> [Problem details] I need all the entries repeated exactly as written.

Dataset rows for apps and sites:
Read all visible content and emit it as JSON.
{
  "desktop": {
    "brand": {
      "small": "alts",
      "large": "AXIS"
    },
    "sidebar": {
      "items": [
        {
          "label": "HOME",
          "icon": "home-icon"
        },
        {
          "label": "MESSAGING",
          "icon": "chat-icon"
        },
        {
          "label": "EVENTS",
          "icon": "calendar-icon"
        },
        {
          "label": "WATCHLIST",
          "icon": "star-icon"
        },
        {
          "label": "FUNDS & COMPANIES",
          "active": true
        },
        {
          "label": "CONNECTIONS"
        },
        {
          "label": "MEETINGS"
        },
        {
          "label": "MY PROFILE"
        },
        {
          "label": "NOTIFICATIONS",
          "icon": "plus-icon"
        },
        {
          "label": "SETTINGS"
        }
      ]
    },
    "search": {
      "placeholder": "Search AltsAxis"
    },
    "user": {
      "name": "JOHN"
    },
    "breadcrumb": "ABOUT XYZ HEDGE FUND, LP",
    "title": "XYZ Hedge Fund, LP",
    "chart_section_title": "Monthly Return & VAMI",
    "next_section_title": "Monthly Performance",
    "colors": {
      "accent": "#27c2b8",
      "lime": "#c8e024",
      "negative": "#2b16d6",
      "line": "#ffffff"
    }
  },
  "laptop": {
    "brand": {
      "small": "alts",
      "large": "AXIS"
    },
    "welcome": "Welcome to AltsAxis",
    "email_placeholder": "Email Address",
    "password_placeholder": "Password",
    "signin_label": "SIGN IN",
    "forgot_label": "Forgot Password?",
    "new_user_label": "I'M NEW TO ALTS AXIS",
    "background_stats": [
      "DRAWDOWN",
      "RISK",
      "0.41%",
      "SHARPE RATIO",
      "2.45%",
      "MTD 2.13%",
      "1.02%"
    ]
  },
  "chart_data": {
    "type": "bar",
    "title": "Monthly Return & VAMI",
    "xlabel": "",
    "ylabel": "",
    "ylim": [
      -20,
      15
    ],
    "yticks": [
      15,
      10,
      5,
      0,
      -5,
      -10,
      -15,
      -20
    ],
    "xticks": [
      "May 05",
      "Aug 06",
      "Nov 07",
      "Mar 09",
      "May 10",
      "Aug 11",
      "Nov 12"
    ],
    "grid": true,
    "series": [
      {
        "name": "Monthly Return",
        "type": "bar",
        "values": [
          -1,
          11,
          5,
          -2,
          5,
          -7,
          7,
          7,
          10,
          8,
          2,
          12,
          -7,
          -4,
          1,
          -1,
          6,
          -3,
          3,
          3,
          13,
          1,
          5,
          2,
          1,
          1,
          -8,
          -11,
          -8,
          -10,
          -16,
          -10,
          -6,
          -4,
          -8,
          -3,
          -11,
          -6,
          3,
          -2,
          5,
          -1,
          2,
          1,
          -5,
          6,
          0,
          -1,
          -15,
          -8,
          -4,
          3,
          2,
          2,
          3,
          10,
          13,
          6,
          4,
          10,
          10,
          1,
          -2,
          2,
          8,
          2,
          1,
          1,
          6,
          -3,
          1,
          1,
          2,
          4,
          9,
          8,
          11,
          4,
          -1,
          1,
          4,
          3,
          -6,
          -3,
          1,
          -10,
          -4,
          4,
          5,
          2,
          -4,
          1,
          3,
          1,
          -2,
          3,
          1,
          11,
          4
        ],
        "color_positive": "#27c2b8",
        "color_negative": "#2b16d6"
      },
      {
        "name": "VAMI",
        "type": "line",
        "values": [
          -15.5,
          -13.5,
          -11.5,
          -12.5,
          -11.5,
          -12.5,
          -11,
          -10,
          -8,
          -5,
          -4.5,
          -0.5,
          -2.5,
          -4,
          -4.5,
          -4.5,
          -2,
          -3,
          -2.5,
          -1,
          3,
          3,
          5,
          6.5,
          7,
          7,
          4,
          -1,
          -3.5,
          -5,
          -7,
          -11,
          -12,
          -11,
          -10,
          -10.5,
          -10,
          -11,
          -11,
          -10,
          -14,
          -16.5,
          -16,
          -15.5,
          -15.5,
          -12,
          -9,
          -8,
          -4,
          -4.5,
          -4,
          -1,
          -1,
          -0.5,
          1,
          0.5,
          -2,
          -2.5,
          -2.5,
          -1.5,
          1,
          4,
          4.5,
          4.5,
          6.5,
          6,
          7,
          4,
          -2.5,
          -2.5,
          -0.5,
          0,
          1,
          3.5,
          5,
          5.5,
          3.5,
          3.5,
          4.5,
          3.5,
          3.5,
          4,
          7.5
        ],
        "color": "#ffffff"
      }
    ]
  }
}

> [Exercise solution]
Read all visible content and emit it as JSON.
{
  "desktop": {
    "brand": {
      "small": "alts",
      "large": "AXIS"
    },
    "sidebar": {
      "items": [
        {
          "label": "HOME",
          "icon": "home-icon"
        },
        {
          "label": "MESSAGING",
          "icon": "chat-icon"
        },
        {
          "label": "EVENTS",
          "icon": "calendar-icon"
        },
        {
          "label": "WATCHLIST",
          "icon": "star-icon"
        },
        {
          "label": "FUNDS & COMPANIES",
          "active": true
        },
        {
          "label": "CONNECTIONS"
        },
        {
          "label": "MEETINGS"
        },
        {
          "label": "MY PROFILE"
        },
        {
          "label": "NOTIFICATIONS",
          "icon": "plus-icon"
        },
        {
          "label": "SETTINGS"
        }
      ]
    },
    "search": {
      "placeholder": "Search AltsAxis"
    },
    "user": {
      "name": "JOHN"
    },
    "breadcrumb": "ABOUT XYZ HEDGE FUND, LP",
    "title": "XYZ Hedge Fund, LP",
    "chart_section_title": "Monthly Return & VAMI",
    "next_section_title": "Monthly Performance",
    "colors": {
      "accent": "#27c2b8",
      "lime": "#c8e024",
      "negative": "#2b16d6",
      "line": "#ffffff"
    }
  },
  "laptop": {
    "brand": {
      "small": "alts",
      "large": "AXIS"
    },
    "welcome": "Welcome to AltsAxis",
    "email_placeholder": "Email Address",
    "password_placeholder": "Password",
    "signin_label": "SIGN IN",
    "forgot_label": "Forgot Password?",
    "new_user_label": "I'M NEW TO ALTS AXIS",
    "background_stats": [
      "DRAWDOWN",
      "RISK",
      "0.41%",
      "SHARPE RATIO",
      "2.45%",
      "MTD 2.13%",
      "1.02%"
    ]
  },
  "chart_data": {
    "type": "bar",
    "title": "Monthly Return & VAMI",
    "xlabel": "",
    "ylabel": "",
    "ylim": [
      -20,
      15
    ],
    "yticks": [
      15,
      10,
      5,
      0,
      -5,
      -10,
      -15,
      -20
    ],
    "xticks": [
      "May 05",
      "Aug 06",
      "Nov 07",
      "Mar 09",
      "May 10",
      "Aug 11",
      "Nov 12"
    ],
    "grid": true,
    "series": [
      {
        "name": "Monthly Return",
        "type": "bar",
        "values": [
          -1,
          11,
          5,
          -2,
          5,
          -7,
          7,
          7,
          10,
          8,
          2,
          12,
          -7,
          -4,
          1,
          -1,
          6,
          -3,
          3,
          3,
          13,
          1,
          5,
          2,
          1,
          1,
          -8,
          -11,
          -8,
          -10,
          -16,
          -10,
          -6,
          -4,
          -8,
          -3,
          -11,
          -6,
          3,
          -2,
          5,
          -1,
          2,
          1,
          -5,
          6,
          0,
          -1,
          -15,
          -8,
          -4,
          3,
          2,
          2,
          3,
          10,
          13,
          6,
          4,
          10,
          10,
          1,
          -2,
          2,
          8,
          2,
          1,
          1,
          6,
          -3,
          1,
          1,
          2,
          4,
          9,
          8,
          11,
          4,
          -1,
          1,
          4,
          3,
          -6,
          -3,
          1,
          -10,
          -4,
          4,
          5,
          2,
          -4,
          1,
          3,
          1,
          -2,
          3,
          1,
          11,
          4
        ],
        "color_positive": "#27c2b8",
        "color_negative": "#2b16d6"
      },
      {
        "name": "VAMI",
        "type": "line",
        "values": [
          -15.5,
          -13.5,
          -11.5,
          -12.5,
          -11.5,
          -12.5,
          -11,
          -10,
          -8,
          -5,
          -4.5,
          -0.5,
          -2.5,
          -4,
          -4.5,
          -4.5,
          -2,
          -3,
          -2.5,
          -1,
          3,
          3,
          5,
          6.5,
          7,
          7,
          4,
          -1,
          -3.5,
          -5,
          -7,
          -11,
          -12,
          -11,
          -10,
          -10.5,
          -10,
          -11,
          -11,
          -10,
          -14,
          -16.5,
          -16,
          -15.5,
          -15.5,
          -12,
          -9,
          -8,
          -4,
          -4.5,
          -4,
          -1,
          -1,
          -0.5,
          1,
          0.5,
          -2,
          -2.5,
          -2.5,
          -1.5,
          1,
          4,
          4.5,
          4.5,
          6.5,
          6,
          7,
          4,
          -2.5,
          -2.5,
          -0.5,
          0,
          1,
          3.5,
          5,
          5.5,
          3.5,
          3.5,
          4.5,
          3.5,
          3.5,
          4,
          7.5
        ],
        "color": "#ffffff"
      }
    ]
  }
}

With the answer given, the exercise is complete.